Line by line, copy the records below exactly.

╭─ Available records

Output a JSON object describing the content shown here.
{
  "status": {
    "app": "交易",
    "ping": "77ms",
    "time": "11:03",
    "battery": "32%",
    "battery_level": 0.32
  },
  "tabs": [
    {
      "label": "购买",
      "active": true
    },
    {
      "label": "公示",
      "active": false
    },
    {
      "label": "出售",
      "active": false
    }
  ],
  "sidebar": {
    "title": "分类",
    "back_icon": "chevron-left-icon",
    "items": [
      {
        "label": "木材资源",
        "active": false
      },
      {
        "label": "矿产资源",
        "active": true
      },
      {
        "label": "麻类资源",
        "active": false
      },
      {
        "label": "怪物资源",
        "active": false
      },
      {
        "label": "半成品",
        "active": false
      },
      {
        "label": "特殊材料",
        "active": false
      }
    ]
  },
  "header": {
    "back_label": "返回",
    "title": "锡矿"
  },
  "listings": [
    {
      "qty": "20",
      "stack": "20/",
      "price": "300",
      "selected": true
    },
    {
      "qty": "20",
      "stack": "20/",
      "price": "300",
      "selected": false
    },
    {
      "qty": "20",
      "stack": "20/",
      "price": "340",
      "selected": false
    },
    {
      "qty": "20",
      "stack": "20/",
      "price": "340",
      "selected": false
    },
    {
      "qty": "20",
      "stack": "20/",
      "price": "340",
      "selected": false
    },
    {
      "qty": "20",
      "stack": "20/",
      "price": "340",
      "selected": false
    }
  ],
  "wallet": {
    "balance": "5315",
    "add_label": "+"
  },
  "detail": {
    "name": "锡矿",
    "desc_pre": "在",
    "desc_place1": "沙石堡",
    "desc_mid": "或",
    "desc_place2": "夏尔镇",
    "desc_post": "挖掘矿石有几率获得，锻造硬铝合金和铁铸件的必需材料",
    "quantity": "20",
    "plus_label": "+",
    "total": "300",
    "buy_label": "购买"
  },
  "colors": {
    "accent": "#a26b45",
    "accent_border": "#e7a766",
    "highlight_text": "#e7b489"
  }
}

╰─

Problem solution:
Output a JSON object describing the content shown here.
{
  "status": {
    "app": "交易",
    "ping": "77ms",
    "time": "11:03",
    "battery": "32%",
    "battery_level": 0.32
  },
  "tabs": [
    {
      "label": "购买",
      "active": true
    },
    {
      "label": "公示",
      "active": false
    },
    {
      "label": "出售",
      "active": false
    }
  ],
  "sidebar": {
    "title": "分类",
    "back_icon": "chevron-left-icon",
    "items": [
      {
        "label": "木材资源",
        "active": false
      },
      {
        "label": "矿产资源",
        "active": true
      },
      {
        "label": "麻类资源",
        "active": false
      },
      {
        "label": "怪物资源",
        "active": false
      },
      {
        "label": "半成品",
        "active": false
      },
      {
        "label": "特殊材料",
        "active": false
      }
    ]
  },
  "header": {
    "back_label": "返回",
    "title": "锡矿"
  },
  "listings": [
    {
      "qty": "20",
      "stack": "20/",
      "price": "300",
      "selected": true
    },
    {
      "qty": "20",
      "stack": "20/",
      "price": "300",
      "selected": false
    },
    {
      "qty": "20",
      "stack": "20/",
      "price": "340",
      "selected": false
    },
    {
      "qty": "20",
      "stack": "20/",
      "price": "340",
      "selected": false
    },
    {
      "qty": "20",
      "stack": "20/",
      "price": "340",
      "selected": false
    },
    {
      "qty": "20",
      "stack": "20/",
      "price": "340",
      "selected": false
    }
  ],
  "wallet": {
    "balance": "5315",
    "add_label": "+"
  },
  "detail": {
    "name": "锡矿",
    "desc_pre": "在",
    "desc_place1": "沙石堡",
    "desc_mid": "或",
    "desc_place2": "夏尔镇",
    "desc_post": "挖掘矿石有几率获得，锻造硬铝合金和铁铸件的必需材料",
    "quantity": "20",
    "plus_label": "+",
    "total": "300",
    "buy_label": "购买"
  },
  "colors": {
    "accent": "#a26b45",
    "accent_border": "#e7a766",
    "highlight_text": "#e7b489"
  }
}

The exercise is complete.